3. The studio photographer who, as a side line, occasionally
produced stereoscopic portraits, poses, interiors of churches
and public buildings, commonly including a small series of
local town views.
4. The opportunist who produced a few views w'hen some
unusual eventflood, fire, train-wreck, parade, or such
created a transitory market for souvenirs. (Darrah, 1977, p. 44)
A v a rian t of th ese o c c u rre d in the S h a k e r religious c o m
m unities, w h ich did a large business with the outside world,
n o t only in fu rn itu re a n d food, b u t also in stereo g ra p h ic
re c o rd s of th e ir c o m m u n ity life:

One of the chief diversions of visitors to fashionable vacation
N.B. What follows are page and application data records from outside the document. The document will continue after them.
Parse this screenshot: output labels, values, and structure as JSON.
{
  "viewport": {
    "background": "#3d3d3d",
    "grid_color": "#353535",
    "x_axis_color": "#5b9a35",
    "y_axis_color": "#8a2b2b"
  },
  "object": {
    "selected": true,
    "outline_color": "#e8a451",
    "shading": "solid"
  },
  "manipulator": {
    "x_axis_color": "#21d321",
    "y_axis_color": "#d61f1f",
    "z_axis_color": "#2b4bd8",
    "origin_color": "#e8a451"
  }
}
retreats, such as Lebanon Springs, New York, near the Mt.
Lebanon Shaker community, and Poland Springs, Maine,
near the Sabbathdav Lake village, was a trip to visit the
Shaker stores and purchase mementos of their trip. Recog
nizing the need for items that tourists would find both inter
esting and informative, the Shakers in these areas sold sets of
stereo views of the Shaker community. They also offered
them to other Shaker villages at wholesale prices. (Rubin,
1978, pp. 56-57)
317 C H A N G E IN ART W O R L D S

A udiences also h a d to a cq u ire a technical skill, th a t of


looking at stereo g ra p h s. Anyone w h o has only recently h ad
the o p p o rtu n ity to look at th e m c a n recall the difficulty
(p e rh a p s only m o m e n ta ry , p e rh a p s longer) of m ak in g the
tw o im ages c o m e to g e th e r so th a t you get the stereo" e x
perien ce o f d e p th . It d o e s n t take long to learn to do it, b u t
you m u st a c q u ire the ability. An occasional article (Oliver
W endell H o lm e s p r o d u c e d one o f the early ones) suggested
exercises for a c c u sto m in g the eyes to the p h e n o m e n o n , a n d
e x p la in e d the p a rtic u la r p le a su re s to be gained from using
the new skill. It w ould be interesting to kn o w h o w people
le arn e d these skills a n d w h a t difficulties they had. W ho
ta u g h t the skills a n d to w hom ? Could so m e people sim ply not
get the knack? A p a rtic u larly critical article of the 1890s
suggests s u c h possibilities:
The present limited popularity of the stereoscope seems to be
due to several causes. First of which is probably the great
number of cheap and miserably made pictures and stereo
scopes which have been offered to buyers, only to give
disappointment to, and to strain the eyes of those attempting
to use them. (Luders, 1892, p. 227)

In a d d itio n to learning to read the stereo g ra p h ic image,


view ers m u s t have learn ed a taste for its u n iq u e pleasures.
The early a p p rec iativ e articles dwell on th eseth e illusion of
solidity, of feeling yourself actually p re se n t a n d im m e rsed in
a scene. S o m e stylistic fe atu res of s te re o g ra p h s m u s t have
been designed to a cc e n t th a t illusion of th re e dim ensions.
J u st as 3-D m ovies alw ays had a scene in w hich an airplane
flew directly at the a u d ie n c e or a tra p e z e artist sw u n g back
a n d forth over their heads, so ste re o g ra p h s used devices
w h ich e m p h